Ecommerce and generational shifts in spending patterns have spawned discussions regarding the health and future of retail. However, Phoenix has proven to be one of the most resilient and dynamic retail markets in the country. This resilience is a product of corporate and residential migration from gateway markets due to increasing regulation and costs of living. Maricopa County has been named the fastest-growing county in the country for three years straight by the U.S. Census Bureau, and is forecasted to add another 500,000 people by 2023. This population and income influx has the Phoenix retail market bucking national trends.
Consumer sentiment remains at peak 2006 levels despite political uncertainty, without the artificial run-up in home values we experienced leading up to the financial crisis. Average vacancy rates have lingered in the high 6 percent range with active retail construction remaining tempered at around 1 million square feet. This is compared to more than 11 million square feet in 2006. Vacancy may fall into the mid- to high 5 percent range over the next two years — where it was in 2006 — barring any extreme economic events. Triple-net rents have averaged $16.30 per square foot in 2019 and have grown 4 percent year-over-year since 2017. This leaves plenty of runway to the $20-per-square-foot peak we experienced in 2007.
There are two interesting trends impacting Phoenix’s retail market. The first is a wave of corporate campuses changing the retail landscape. Blue chip companies, including Nationwide, Deloitte, Northrup Grumman, American Express, USAA and Allstate, have made hard commitments to build or significantly expand their footprints by hundreds of thousands of square feet and thousands of personnel in unique corporate campuses. These campuses have integrated or spurred new mixed-use development in the Phoenix metro area. These jobs generally have above-average market salaries and benefits, and are filled by people relocating from major gateway markets.
These professionals are bringing with them preferences for more live-work-play environments, mixed-use and higher-quality retail, which brings us to the second trend. This is a shift toward concepts offering consumers new experiences that are internet-resistant. The changing landscape of point of sale for commodity goods is creating opportunities for newcomers offering unique, in-person experiences to find footholds and flourish. For example, in addition to traditional pizza options like Domino’s or California Pizza Kitchen, consumers now have a growing number of alternatives, such as Fired Pie, Blaze and MOD Pizza.

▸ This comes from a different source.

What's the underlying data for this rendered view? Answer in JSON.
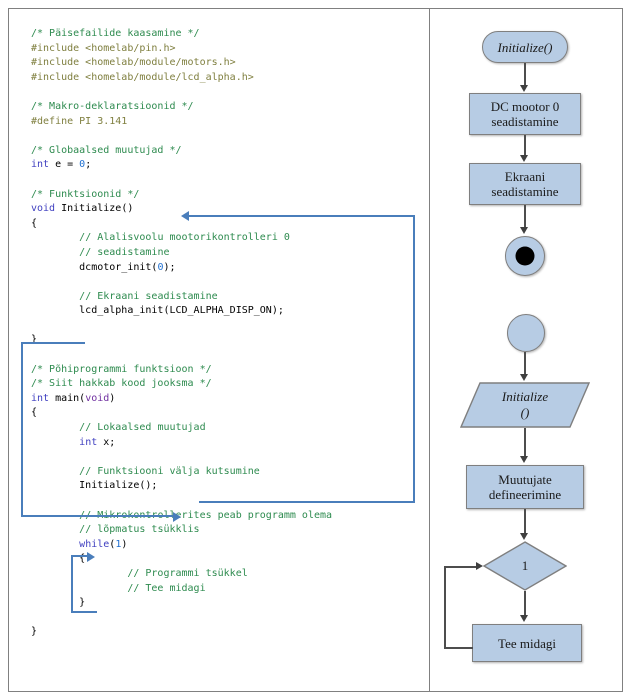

We see niche players like specialty fitness classes, custom-made ice cream and activity-based concepts thriving in submarkets that previously featured mostly legacy retailers. With the blue chip commitments to build and expand and the influx of experience-based concepts, it is a very exciting time to be a retailer in Phoenix.
— By Joe Doucett, senior managing director, Newmark Knight Frank. This article first appeared in the January 2020 issue of Western Real Estate Business magazine.